# [INSTRUCTIONS TO FOLLOW]
Every line below needs to be printed again exactly, without any of its pictures.

# [SUPPLIED DATA]
╔══

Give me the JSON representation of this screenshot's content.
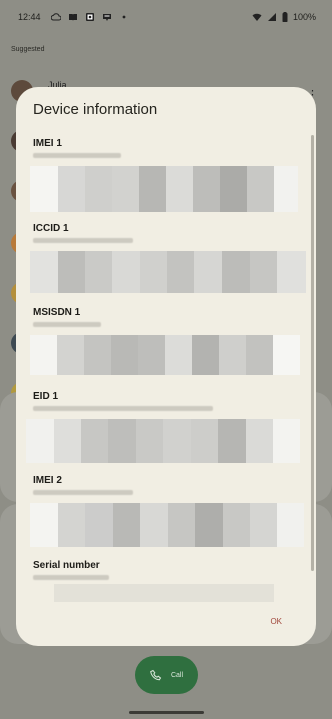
{
  "status_bar": {
    "time": "12:44",
    "notification_icons": [
      "cloud-icon",
      "book-icon",
      "photo-icon",
      "news-icon",
      "dot-icon"
    ],
    "battery": "100%"
  },
  "background": {
    "section_label": "Suggested",
    "contact_name": "Julia"
  },
  "dialog": {
    "title": "Device information",
    "fields": [
      {
        "label": "IMEI 1"
      },
      {
        "label": "ICCID 1"
      },
      {
        "label": "MSISDN 1"
      },
      {
        "label": "EID 1"
      },
      {
        "label": "IMEI 2"
      },
      {
        "label": "Serial number"
      }
    ],
    "ok_label": "OK"
  },
  "call_button": {
    "label": "Call"
  },
  "colors": {
    "dialog_bg": "#f1eee3",
    "scrim": "#8e8e86",
    "ok_text": "#a0463b",
    "call_button": "#2f6f3f"
  }
}
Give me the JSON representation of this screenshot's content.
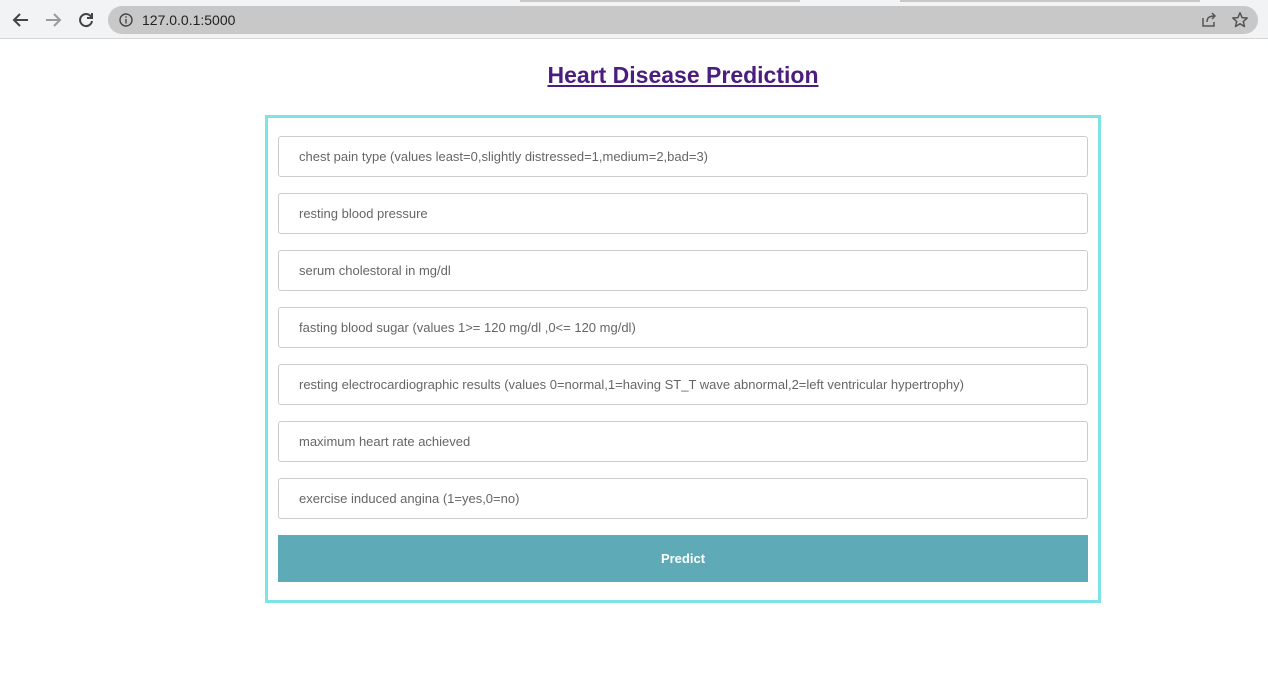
{
  "browser": {
    "url": "127.0.0.1:5000"
  },
  "page": {
    "title": "Heart Disease Prediction",
    "title_color": "#4b1d7f",
    "border_color": "#7de3e6",
    "button_color": "#5eabb7"
  },
  "form": {
    "fields": [
      {
        "placeholder": "chest pain type (values least=0,slightly distressed=1,medium=2,bad=3)",
        "value": ""
      },
      {
        "placeholder": "resting blood pressure",
        "value": ""
      },
      {
        "placeholder": "serum cholestoral in mg/dl",
        "value": ""
      },
      {
        "placeholder": "fasting blood sugar (values 1>= 120 mg/dl ,0<= 120 mg/dl)",
        "value": ""
      },
      {
        "placeholder": "resting electrocardiographic results (values 0=normal,1=having ST_T wave abnormal,2=left ventricular hypertrophy)",
        "value": ""
      },
      {
        "placeholder": "maximum heart rate achieved",
        "value": ""
      },
      {
        "placeholder": "exercise induced angina (1=yes,0=no)",
        "value": ""
      }
    ],
    "submit_label": "Predict"
  }
}
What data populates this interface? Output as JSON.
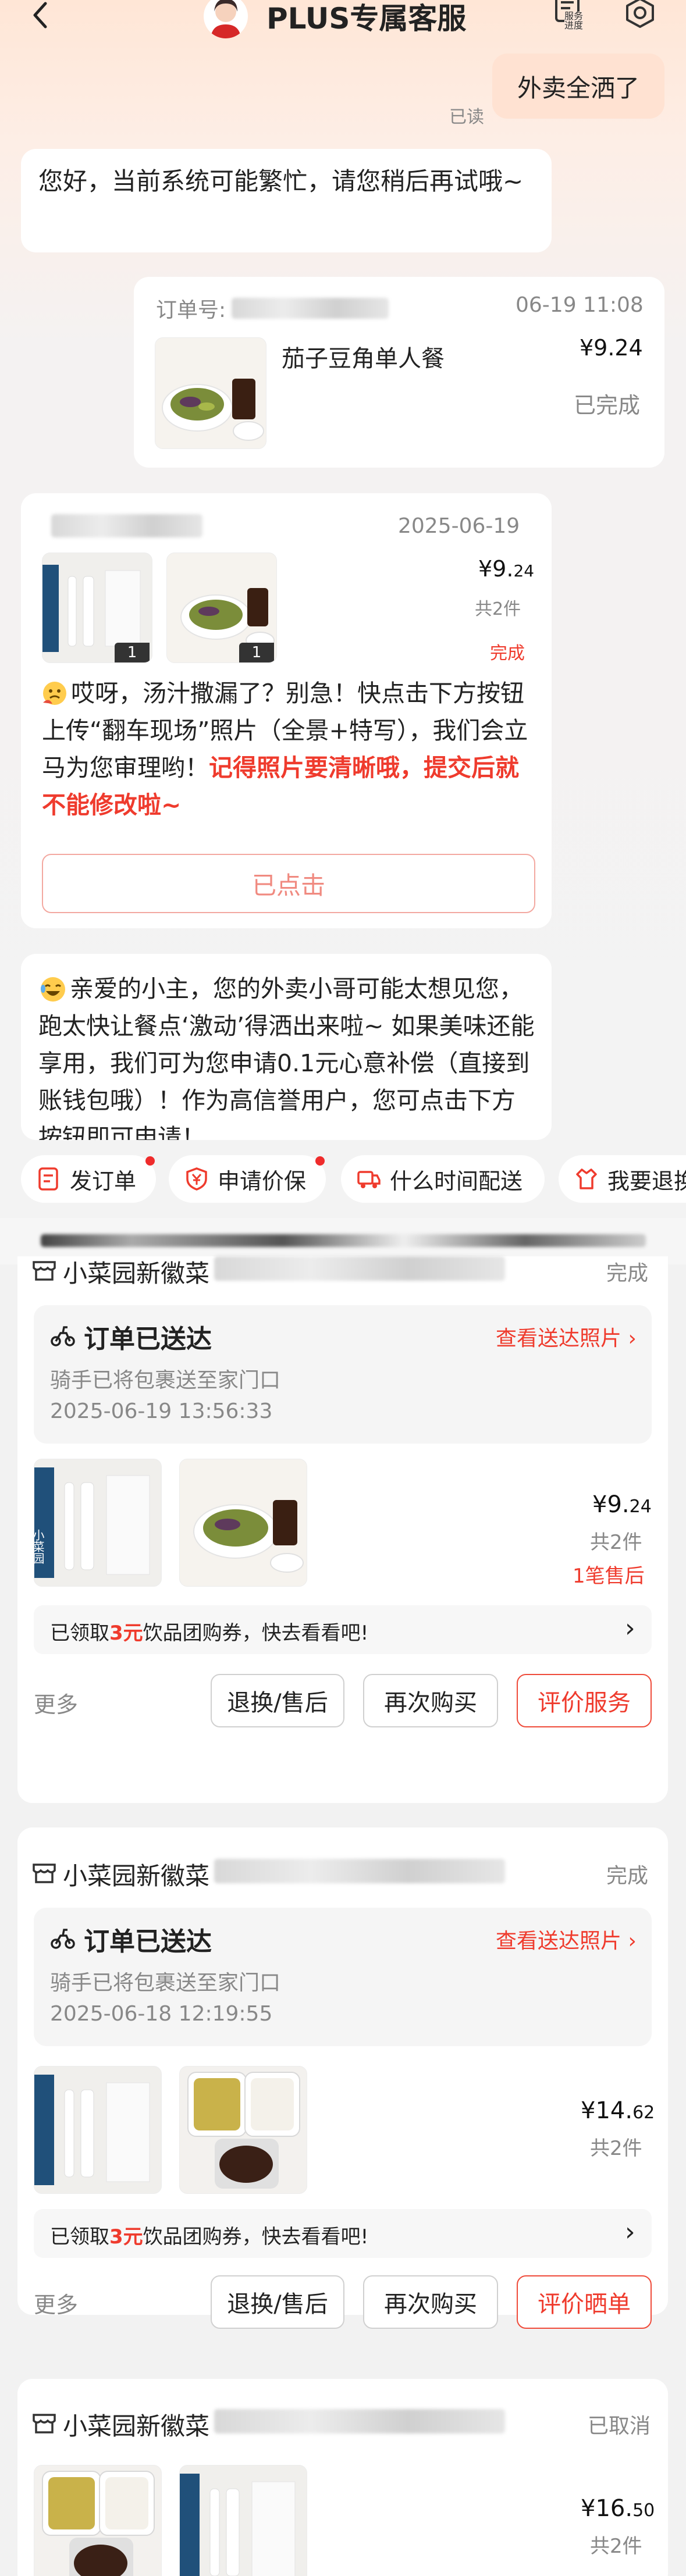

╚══

# [OUTPUT OF THE EXERCISE]
Give me the JSON representation of this screenshot's content.
{
  "status_bar": {
    "time": "12:44",
    "notification_icons": [
      "cloud-icon",
      "book-icon",
      "photo-icon",
      "news-icon",
      "dot-icon"
    ],
    "battery": "100%"
  },
  "background": {
    "section_label": "Suggested",
    "contact_name": "Julia"
  },
  "dialog": {
    "title": "Device information",
    "fields": [
      {
        "label": "IMEI 1"
      },
      {
        "label": "ICCID 1"
      },
      {
        "label": "MSISDN 1"
      },
      {
        "label": "EID 1"
      },
      {
        "label": "IMEI 2"
      },
      {
        "label": "Serial number"
      }
    ],
    "ok_label": "OK"
  },
  "call_button": {
    "label": "Call"
  },
  "colors": {
    "dialog_bg": "#f1eee3",
    "scrim": "#8e8e86",
    "ok_text": "#a0463b",
    "call_button": "#2f6f3f"
  }
}
Give me the JSON representation of this screenshot's content.
{
  "browser": {
    "url": "127.0.0.1:5000"
  },
  "page": {
    "title": "Heart Disease Prediction",
    "title_color": "#4b1d7f",
    "border_color": "#7de3e6",
    "button_color": "#5eabb7"
  },
  "form": {
    "fields": [
      {
        "placeholder": "chest pain type (values least=0,slightly distressed=1,medium=2,bad=3)",
        "value": ""
      },
      {
        "placeholder": "resting blood pressure",
        "value": ""
      },
      {
        "placeholder": "serum cholestoral in mg/dl",
        "value": ""
      },
      {
        "placeholder": "fasting blood sugar (values 1>= 120 mg/dl ,0<= 120 mg/dl)",
        "value": ""
      },
      {
        "placeholder": "resting electrocardiographic results (values 0=normal,1=having ST_T wave abnormal,2=left ventricular hypertrophy)",
        "value": ""
      },
      {
        "placeholder": "maximum heart rate achieved",
        "value": ""
      },
      {
        "placeholder": "exercise induced angina (1=yes,0=no)",
        "value": ""
      }
    ],
    "submit_label": "Predict"
  }
}
What data populates this interface? Output as JSON.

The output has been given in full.